“You know, we were so lucky. And I didn't even realise until looking back. Because the five of us were so single-minded about what we wanted to achieve. A lot of men told us we couldn't do it. But for every person that said that, it just galvanised us even more. So for the five of us, the power of that belief, and the support we had for each other meant we were quite intimidating to men. It's funny, because we look back sometimes at some of the ways we behaved sometimes and we go, ‘Well, maybe we took it a bit too far’. But I feel like that's what has to be done for a change to happen. Sometimes you have to take things to the extreme. And luckily it was all tongue in cheek and we were cheeky and having a laugh as we were doing it, but we really had to go in there all guns blazing. And be fearless. Because that was the only way that we would be taken seriously.”
You're the member who has released the most solo albums of the group and have had many co-writes on No.1 singles too. What do you consider to be your finest songwriting achievement to date?
“I will have to go way back, to Northern Star, my first outing as a solo artist and the first time I was able to express myself as an individual. I love being a Spice Girl and being part of that team collaboratively is very exciting, but obviously, the way we express things collectively is very different to how you are when you're alone.

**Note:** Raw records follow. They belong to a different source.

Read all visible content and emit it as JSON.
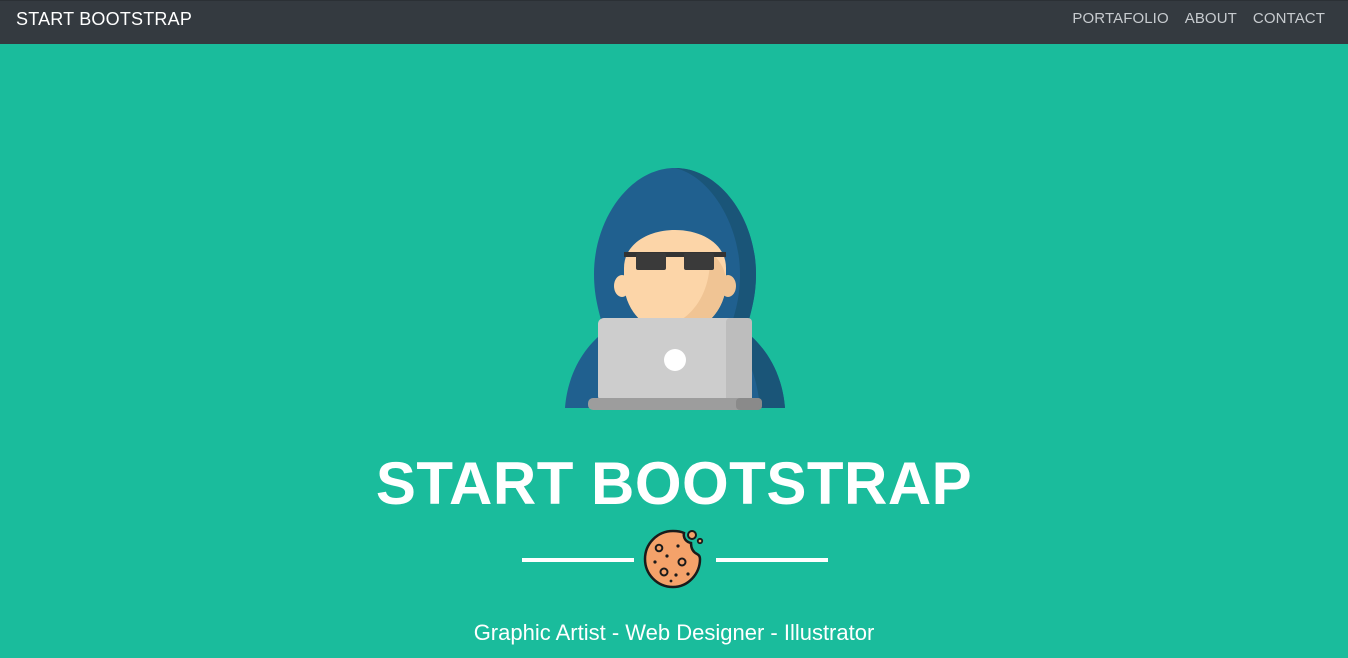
{
  "navbar": {
    "brand": "START BOOTSTRAP",
    "links": [
      {
        "label": "PORTAFOLIO"
      },
      {
        "label": "ABOUT"
      },
      {
        "label": "CONTACT"
      }
    ],
    "background": "#343a40"
  },
  "masthead": {
    "avatar_icon": "hooded-hacker-with-laptop-icon",
    "heading": "START BOOTSTRAP",
    "divider_icon": "cookie-icon",
    "subheading": "Graphic Artist - Web Designer - Illustrator",
    "background": "#1abc9c"
  }
}
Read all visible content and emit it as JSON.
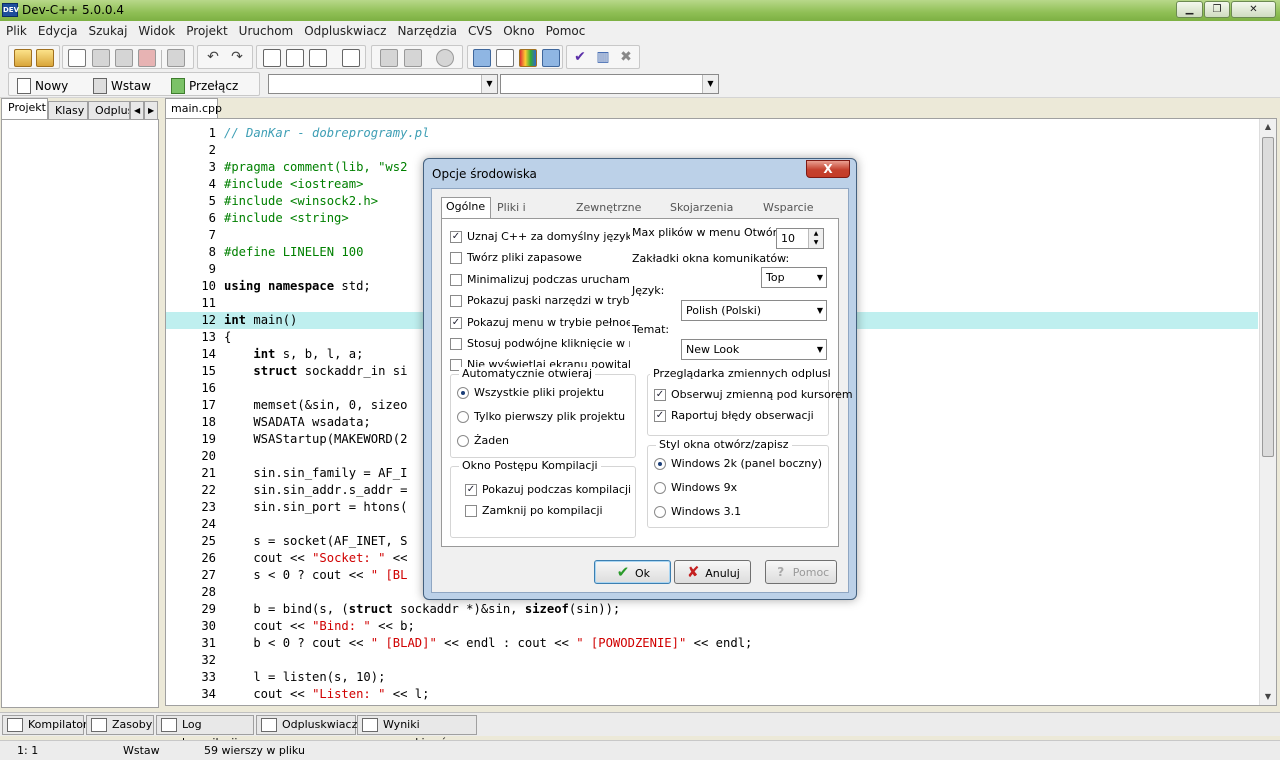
{
  "window": {
    "title": "Dev-C++ 5.0.0.4",
    "app_icon_text": "DEV"
  },
  "window_buttons": {
    "minimize": "▁",
    "maximize": "❐",
    "close": "✕"
  },
  "menu": [
    "Plik",
    "Edycja",
    "Szukaj",
    "Widok",
    "Projekt",
    "Uruchom",
    "Odpluskwiacz",
    "Narzędzia",
    "CVS",
    "Okno",
    "Pomoc"
  ],
  "toolbar2": {
    "new_label": "Nowy",
    "insert_label": "Wstaw",
    "toggle_label": "Przełącz"
  },
  "left_tabs": [
    "Projekt",
    "Klasy",
    "Odplus"
  ],
  "editor_tab": "main.cpp",
  "code": [
    {
      "n": "1",
      "t": "// DanKar - dobreprogramy.pl"
    },
    {
      "n": "2",
      "t": ""
    },
    {
      "n": "3",
      "t": "#pragma comment(lib, \"ws2"
    },
    {
      "n": "4",
      "t": "#include <iostream>"
    },
    {
      "n": "5",
      "t": "#include <winsock2.h>"
    },
    {
      "n": "6",
      "t": "#include <string>"
    },
    {
      "n": "7",
      "t": ""
    },
    {
      "n": "8",
      "t": "#define LINELEN 100"
    },
    {
      "n": "9",
      "t": ""
    },
    {
      "n": "10",
      "t": "using namespace std;"
    },
    {
      "n": "11",
      "t": ""
    },
    {
      "n": "12",
      "t": "int main()"
    },
    {
      "n": "13",
      "t": "{"
    },
    {
      "n": "14",
      "t": "    int s, b, l, a;"
    },
    {
      "n": "15",
      "t": "    struct sockaddr_in si"
    },
    {
      "n": "16",
      "t": ""
    },
    {
      "n": "17",
      "t": "    memset(&sin, 0, sizeo"
    },
    {
      "n": "18",
      "t": "    WSADATA wsadata;"
    },
    {
      "n": "19",
      "t": "    WSAStartup(MAKEWORD(2"
    },
    {
      "n": "20",
      "t": ""
    },
    {
      "n": "21",
      "t": "    sin.sin_family = AF_I"
    },
    {
      "n": "22",
      "t": "    sin.sin_addr.s_addr ="
    },
    {
      "n": "23",
      "t": "    sin.sin_port = htons("
    },
    {
      "n": "24",
      "t": ""
    },
    {
      "n": "25",
      "t": "    s = socket(AF_INET, S"
    },
    {
      "n": "26",
      "t": "    cout << \"Socket: \" <<"
    },
    {
      "n": "27",
      "t": "    s < 0 ? cout << \" [BL"
    },
    {
      "n": "28",
      "t": ""
    },
    {
      "n": "29",
      "t": "    b = bind(s, (struct sockaddr *)&sin, sizeof(sin));"
    },
    {
      "n": "30",
      "t": "    cout << \"Bind: \" << b;"
    },
    {
      "n": "31",
      "t": "    b < 0 ? cout << \" [BLAD]\" << endl : cout << \" [POWODZENIE]\" << endl;"
    },
    {
      "n": "32",
      "t": ""
    },
    {
      "n": "33",
      "t": "    l = listen(s, 10);"
    },
    {
      "n": "34",
      "t": "    cout << \"Listen: \" << l;"
    }
  ],
  "bottom_tabs": [
    "Kompilator",
    "Zasoby",
    "Log kompilacji",
    "Odpluskwiacz",
    "Wyniki poszukiwań"
  ],
  "status": {
    "position": "1: 1",
    "mode": "Wstaw",
    "lines": "59 wierszy w pliku"
  },
  "dialog": {
    "title": "Opcje środowiska",
    "close_glyph": "X",
    "tabs": [
      "Ogólne",
      "Pliki i katalogi",
      "Zewnętrzne pr...",
      "Skojarzenia pli...",
      "Wsparcie CVS"
    ],
    "checkboxes": [
      {
        "label": "Uznaj C++ za domyślny język nowy",
        "checked": true
      },
      {
        "label": "Twórz pliki zapasowe",
        "checked": false
      },
      {
        "label": "Minimalizuj podczas uruchamiani",
        "checked": false
      },
      {
        "label": "Pokazuj paski narzędzi w trybie p",
        "checked": false
      },
      {
        "label": "Pokazuj menu w trybie pełnoekr",
        "checked": true
      },
      {
        "label": "Stosuj podwójne kliknięcie w menu",
        "checked": false
      },
      {
        "label": "Nie wyświetlaj ekranu powitalneg",
        "checked": false
      }
    ],
    "max_files_label": "Max plików w menu Otwórz P",
    "max_files_value": "10",
    "msg_tabs_label": "Zakładki okna komunikatów:",
    "msg_tabs_value": "Top",
    "language_label": "Język:",
    "language_value": "Polish (Polski)",
    "theme_label": "Temat:",
    "theme_value": "New Look",
    "auto_open": {
      "title": "Automatycznie otwieraj",
      "options": [
        {
          "label": "Wszystkie pliki projektu",
          "selected": true
        },
        {
          "label": "Tylko pierwszy plik projektu",
          "selected": false
        },
        {
          "label": "Żaden",
          "selected": false
        }
      ]
    },
    "debug_viewer": {
      "title": "Przeglądarka zmiennych odpluskwiac",
      "options": [
        {
          "label": "Obserwuj zmienną pod kursorem",
          "checked": true
        },
        {
          "label": "Raportuj błędy obserwacji",
          "checked": true
        }
      ]
    },
    "compile_progress": {
      "title": "Okno Postępu Kompilacji",
      "options": [
        {
          "label": "Pokazuj podczas kompilacji",
          "checked": true
        },
        {
          "label": "Zamknij po kompilacji",
          "checked": false
        }
      ]
    },
    "open_style": {
      "title": "Styl okna otwórz/zapisz",
      "options": [
        {
          "label": "Windows 2k (panel boczny)",
          "selected": true
        },
        {
          "label": "Windows 9x",
          "selected": false
        },
        {
          "label": "Windows 3.1",
          "selected": false
        }
      ]
    },
    "buttons": {
      "ok": "Ok",
      "cancel": "Anuluj",
      "help": "Pomoc"
    }
  }
}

“I was able to work with the best people: Rick Nowels, Rick Rubin, William Orbit, William DeVries. Of course, it was off the back of huge success with the Spice Girls, still signed to Virgin Records, with a great recording budget, so it was beautifully produced. It felt like a really prolific time for me. I had a lifetime of experience to draw upon to get that album out there, and it was just easy and exciting. The best songs are the easy ones. We laboured over songs sometimes – the ones that just fly out are the ones that are meant to be written.”